Weekly media wrap - 31 August 2015

The Senate inquiry examining abuse at the Nauru detention centre released its final report. The report’s recommendations include the removal of children from the Nauru detention centre as soon as possible (Recommendation 11); greater transparency and accountability mechanisms; and new laws on requiring reporting of sexual and violent allegations (Recommendation 15). The committee's findings were supported by Labor and the Greens, but opposed by government senators who put forward a dissenting report (Chapter 5).

On the same day as the Senate inquiry report was released, reports emerged that Transfield received a new five-year contract to provide expanded services on Nauru and Manus Island from November 2015. Transfield will replace Save the Children in providing welfare services in the offshore centres.

The Australian government's plan to resettle asylum seekers from Nauru to Cambodia is in doubt.  With four refugees resettled so far, Cambodian Interior Ministry spokesman Khieu Sopheak stated ‘we don't have any plans to import more refugees from Nauru to Cambodia’.

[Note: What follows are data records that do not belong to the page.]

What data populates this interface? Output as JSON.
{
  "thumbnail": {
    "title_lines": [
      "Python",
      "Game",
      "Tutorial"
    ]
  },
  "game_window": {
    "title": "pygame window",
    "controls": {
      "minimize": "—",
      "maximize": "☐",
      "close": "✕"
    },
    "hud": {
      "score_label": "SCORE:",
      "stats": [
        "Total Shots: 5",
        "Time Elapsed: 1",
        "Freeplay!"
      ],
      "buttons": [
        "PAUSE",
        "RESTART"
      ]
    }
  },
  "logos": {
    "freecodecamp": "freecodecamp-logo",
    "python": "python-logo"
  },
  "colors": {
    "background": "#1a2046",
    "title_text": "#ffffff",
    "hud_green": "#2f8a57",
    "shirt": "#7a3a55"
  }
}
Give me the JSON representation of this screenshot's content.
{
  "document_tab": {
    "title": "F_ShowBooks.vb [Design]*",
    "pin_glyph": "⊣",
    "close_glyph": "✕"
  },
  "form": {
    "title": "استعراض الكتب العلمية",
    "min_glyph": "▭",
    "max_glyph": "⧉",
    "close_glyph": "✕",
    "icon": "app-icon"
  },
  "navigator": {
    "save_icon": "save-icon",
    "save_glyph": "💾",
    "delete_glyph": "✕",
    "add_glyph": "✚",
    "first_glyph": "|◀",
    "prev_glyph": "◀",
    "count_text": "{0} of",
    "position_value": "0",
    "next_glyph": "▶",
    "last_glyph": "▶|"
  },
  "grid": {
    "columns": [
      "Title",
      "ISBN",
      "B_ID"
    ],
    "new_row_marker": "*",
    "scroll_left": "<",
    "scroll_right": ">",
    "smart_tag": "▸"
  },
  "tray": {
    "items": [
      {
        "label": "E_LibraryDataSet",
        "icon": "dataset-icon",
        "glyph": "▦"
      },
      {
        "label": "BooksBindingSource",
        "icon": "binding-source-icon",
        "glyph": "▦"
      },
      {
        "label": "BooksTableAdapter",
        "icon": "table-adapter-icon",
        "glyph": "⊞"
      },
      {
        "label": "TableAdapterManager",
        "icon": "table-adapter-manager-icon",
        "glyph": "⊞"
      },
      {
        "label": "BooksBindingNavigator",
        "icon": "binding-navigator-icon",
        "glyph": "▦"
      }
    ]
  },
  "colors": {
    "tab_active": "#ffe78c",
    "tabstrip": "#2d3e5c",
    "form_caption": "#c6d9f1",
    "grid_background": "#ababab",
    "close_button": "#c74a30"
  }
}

The Australian Border Force (ABF) announced a joint operation with Victoria Police to conduct random visa checks in Melbourne's CBD.  Don Smith, Victorian and Tasmanian commander of ABF, said "ABF officers will be positioned at various locations around the CBD speaking with any individual we cross paths with".  The operation, codenamed "Operation Fortitude", received widespread public condemnation and, following protests in central Melbourne, was cancelled the same day it was announced. 

Opposition Leader, Bill Shorten, criticised the operation as "catastrophically silly", while Greens Senator, Sarah Hanson-Young, called for the powers of the ABF to be clarified.  Hugh de Kretser, executive director of the Human Rights Law Centre, argued that the incident reinforced concerns around the militarisation of immigration officials.  The government confirmed that the office of immigration minister Peter Dutton received a copy of the media release, while Prime Minister Toby Abbott stated that he had no prior knowledge of the operation.

On Nauru, the convictions of two asylum seekers jailed over riots at the detention centre on Nauru were overruled by the Nauruan Court of Appeal.  The court identified flaws in both the original trial and initial investigation, conducted by Wilson Security.

In Papua New Guinea, the supreme court intervened to halt the forced removal of asylum seekers to their countries of origin. Following the deportation of two Iranian detainees from the Manus Island detention facility, the court ordered an interim injunction to stop forcible removals.

Read the Kaldor Centre’s Weekly News Roundup.